In lieu of an abstract, here is a brief excerpt of the content:

Hebrew Studies 41 (2000) 353 Reviews be labeled as decadent/optimistic/pessimistic/nihilistic/sexually licentious/ non-licentious/ and which are inflected by Nietzsche or Schopenhauer. She adds a similarly shaded inventory of criticism of decadence (p. 242). One is reminded of an old Mort Sahl routine in which the night club comic labeled all political figures along a multi-shaded spectrum from left to right. At the same time we must praise the achievements of this book, and they are as noted, a consequence of this detail. Bar Yosef is able to bring her detail to bear on one of literature's serious macro-issues: when the very qualities which inspire one label in an early age, actually foster a contrary label with the perspective of time. (See p. 243, for one example of this.) Finally, it is Bar Yosefs attention to history and to the history of criticism which points towards the enhancement of decadent themes precisely in the place, Eretz Israel, which was created to abolish an exilic decadence. (See chapter 5, especially.) As Bar Yosef notes so importantly in her afterward: The influence of Decadence has been absorbed into the very foundation of Modern Hebrew Literature. in spite of the spiritual and ideological opposition of most of the literary community." The encounter ofdecadent pessimism with optimistic faith in the revival of the Jewish people was a major source of the tensions and the context of these three writers and in the larger literary context in general... (Its) footprints call us to re-examine Zionism from its sources in Herzl and Nordau as anti-decadentists and the implications of this situation for the culture that developed in Eretz Israel (p. 374). Current re-definitions of Zionism and some of the revisionist history of the Jewish nation suggest a rich role for Bar Yosefs book; America's own struggle for self-defmition which includes value along with its world weary cynicism ought to draw many from both worlds into serious dialogue. I hope this book will help enrich that dialogue. William Cutter Hebrew Union College-Jewish Institute ofReligion Los Angeles, CA 90007 BEYOND THE LEGEND: A STUDY OF ABBA KOVNER'S POETRY. By Zvia Ben-Yosseph Ginor. pp. 319. Tel Aviv: Hakibbutz Hameuhad, 1995. Paper. This to date is the most extensive study of Abba Kovner's poetic corpus, even though there have been a number of excellent studies of his works Hebrew Studies 41 (2000) 354 Reviews before-Barzel, Hrushovsky, Luria, and Michali. Yet those appeared as articles or chapters, some focused on a single work, and only by reading a number of them can one come to an appreciation of this poet's extensive and multi-layered, nuanced, writing. The benefit here is a unified vision addressing the sum total of the poet's work. The study opens with an examination of the generic issue of a po'ema (long poem), its constituent subgenres, development, and forms in Hebrew literature. Its latest developments in the modem age, to become "The Modem Poetic Sequence" (p. 24), are described with particular regard for Kovner's contributions to its extension and transformation from an epic, inspired, as Hrushovsky claims, by the likes of Alexander Block (in his tAd 10 'Or [Ere Daylight], 1947) and culminating in a T. S. Eliot-like (p. 25) lyrical po'ema, Sloan-Kettering (1987). Ben-Yosseph Ginor approaches Kovner's work-long poems, four volumes of lyrical poetry, two of essays, two children's books and a twovolume novel-as an organic whole, whose parts merely shed light on one another while constituting similar thematic and ideological issues. This assertion is at the study's core as she demonstrates the thematic ties among poems in different anthologies as well as in the least unified po'ema, SioanKettering , wherein it is the individual lyrical poems which become the constituent elements of the larger whole. What would have been helpful is an explanation of the distinctive aspects of each work or genre, for generic choice implies different emphases. In her interpretation of Kovner's poetry, Ben-Yosseph Ginor demonstrates the need to gather all allusions and their smallest fragments, giving rise to a "motif...

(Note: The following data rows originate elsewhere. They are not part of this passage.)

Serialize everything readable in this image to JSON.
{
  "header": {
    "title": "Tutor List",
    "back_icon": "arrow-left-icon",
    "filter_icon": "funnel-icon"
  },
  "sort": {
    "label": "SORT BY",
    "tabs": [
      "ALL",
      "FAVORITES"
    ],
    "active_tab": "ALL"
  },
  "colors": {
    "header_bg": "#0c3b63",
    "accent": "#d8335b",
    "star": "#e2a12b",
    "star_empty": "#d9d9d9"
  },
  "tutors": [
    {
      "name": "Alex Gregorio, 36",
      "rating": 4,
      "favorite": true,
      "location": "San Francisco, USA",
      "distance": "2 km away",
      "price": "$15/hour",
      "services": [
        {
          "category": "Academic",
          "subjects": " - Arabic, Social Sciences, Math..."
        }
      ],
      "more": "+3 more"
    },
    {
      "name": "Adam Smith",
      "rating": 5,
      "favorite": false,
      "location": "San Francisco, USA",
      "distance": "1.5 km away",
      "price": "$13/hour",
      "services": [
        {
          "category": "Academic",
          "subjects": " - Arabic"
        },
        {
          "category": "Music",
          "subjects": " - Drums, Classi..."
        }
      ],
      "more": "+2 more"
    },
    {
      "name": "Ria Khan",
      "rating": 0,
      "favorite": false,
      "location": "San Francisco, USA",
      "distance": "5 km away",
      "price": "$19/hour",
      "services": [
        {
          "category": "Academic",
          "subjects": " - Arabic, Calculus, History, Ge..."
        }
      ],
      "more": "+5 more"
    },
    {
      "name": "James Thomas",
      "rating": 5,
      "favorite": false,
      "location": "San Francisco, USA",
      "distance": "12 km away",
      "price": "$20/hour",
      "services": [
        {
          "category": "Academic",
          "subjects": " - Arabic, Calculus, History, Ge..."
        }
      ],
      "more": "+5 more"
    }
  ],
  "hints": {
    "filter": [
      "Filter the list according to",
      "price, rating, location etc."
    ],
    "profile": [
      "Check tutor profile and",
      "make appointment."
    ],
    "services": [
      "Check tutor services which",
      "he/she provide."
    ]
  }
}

Additional Information

Print ISSN
pp. 353-356
Launched on MUSE
Open Access
Back To Top

This website uses cookies to ensure you get the best experience on our website. Without cookies your experience may not be seamless.